Auto-Tune the News Goes Mainstream (Sorta)
Auto-Tune the News feat. Alexa Chung! (Link goes straight to "God Bless America" break-down at the end. "Who is gettin' blessed? America. And who is gonna bless it? GOD.")
The Slider of Trust
I just wrote a quick update over at Kickstarter, accessible to my project backers only, and I have to say, it was an interesting experience. It felt different; more than usual, I could picture somewhat specifically who I was writing for. And this post is about the music I've been listening to, so I could include a few MP3s without feeling like a pirate.
What if more web writing had this kind of thing built into it? Imagine—I'm brainstorming real-time right now, so this probably won't make any sense—imagine a little slider on the blog entry editing screen that goes from "free / full public access" to "bulk subs / high access" to "patrons only / inner circle." It's a question (I'm discovering) not primarily of "content value" (like, "save the good stuff for the paying customers!") but rather of intimacy and voice. In one mode, the vast howling weirdness of the public web. In the other, a defined group of people you know and, on some level, trust.
So forget the payment thing, explicit in Kickstarter and implicit in my scenario above. What if it was entirely about concentric circles of trust and—what else? Helpfulness? Constructiveness? "Propensity to read, understand, improve and articulate"? You want to try an idea out, you want a bit of freedom to think out loud—to suggest something stupid, to fail! So you set the slider to "friends and allies." You'll write a fully-baked, armor-plated public version later. But not yet.
September 7, 2009
The Popular vs. the Acclaimed
Great, great, great AskMeFi thread: In the art forms you are experienced or well versed in, what kinds of stuff is notorious for being only liked by the experts, and what kinds of stuff is notorious for only being liked by less experienced or educated casual consumers?
Examples of artists (or works of art) beloved almost exclusively by other artists in their domain include Rothko, Linux, Cloud Gate, Yasujirō Ozu, Ernie Bushmiller, Rush, the screenplay "BALLS OUT" (pdf) and Paranoia Agent.

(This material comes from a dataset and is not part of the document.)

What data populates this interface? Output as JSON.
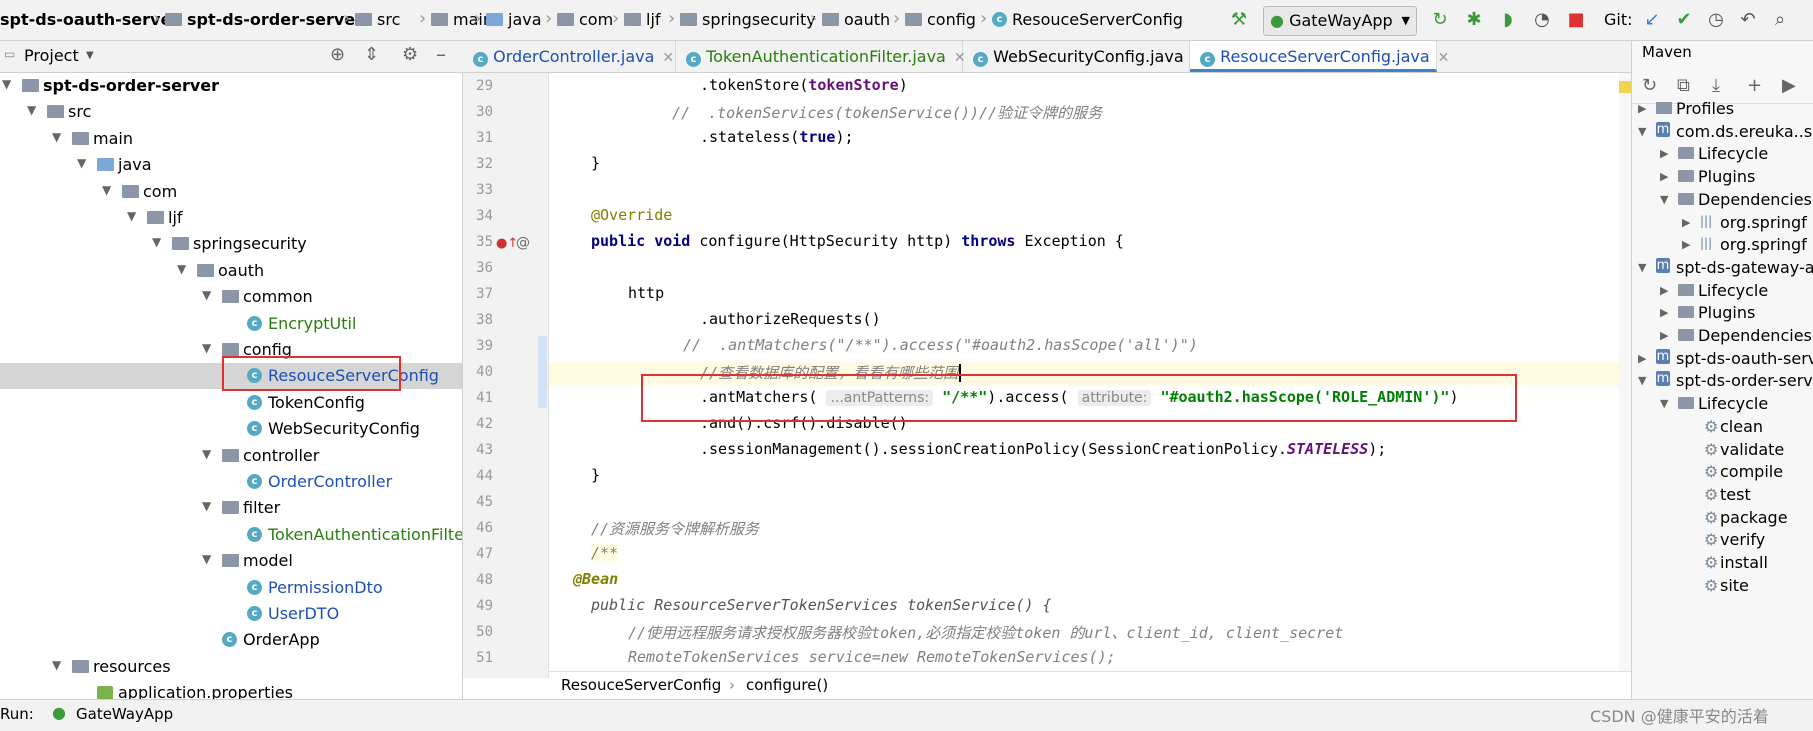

There are also some fun minor art-snob arguments, and mini-digressions on the nature of taste. As well as a terrific New Yorker essay I never read about the appeal of Charles Bukowski.
American Numismatic Society, I Salute You
We've been talking a lot about the future of digitization, about how much digitization needs to improve, about the severe limits that digitization still imposes on many things—books, for instance.
So, here's a change of pace. Here is the almost perfectly digitizable object, almost perfectly digitized.
Small objects, easy to photograph in their entirety? Check.
Defined number of important views? Check. (Obviously two.)
Standard set of metadata? Check. (And click on one of the images above to see an example.)
So, given the ideal material for a digital archive, the American Numismatic Society delivers. There's a powerful search engine but their collection is pretty browsable, too. And, listen, I only collect coins that I intend to spend on the train, but I defy you not to get a little lost in these pages.
And every coin has its own stable permalink! Swoon!
The only thing missing is that you can't heft the coins, feel their contours. Fair enough. But I'll bet you could even generate 3D models from these images, using the depth information implied by the shadows. When I finally have a home 3D printer I'll crank out some of these guys and send 'em around.
And you know, ancient coins are perfect tokens of historical imagination, especially when captured so crisply. They're totally familiar but deeply strange. You can imagine keeping one in your pocket, feeling it in your hand.
Check these off the list. Now we just gotta get those books right.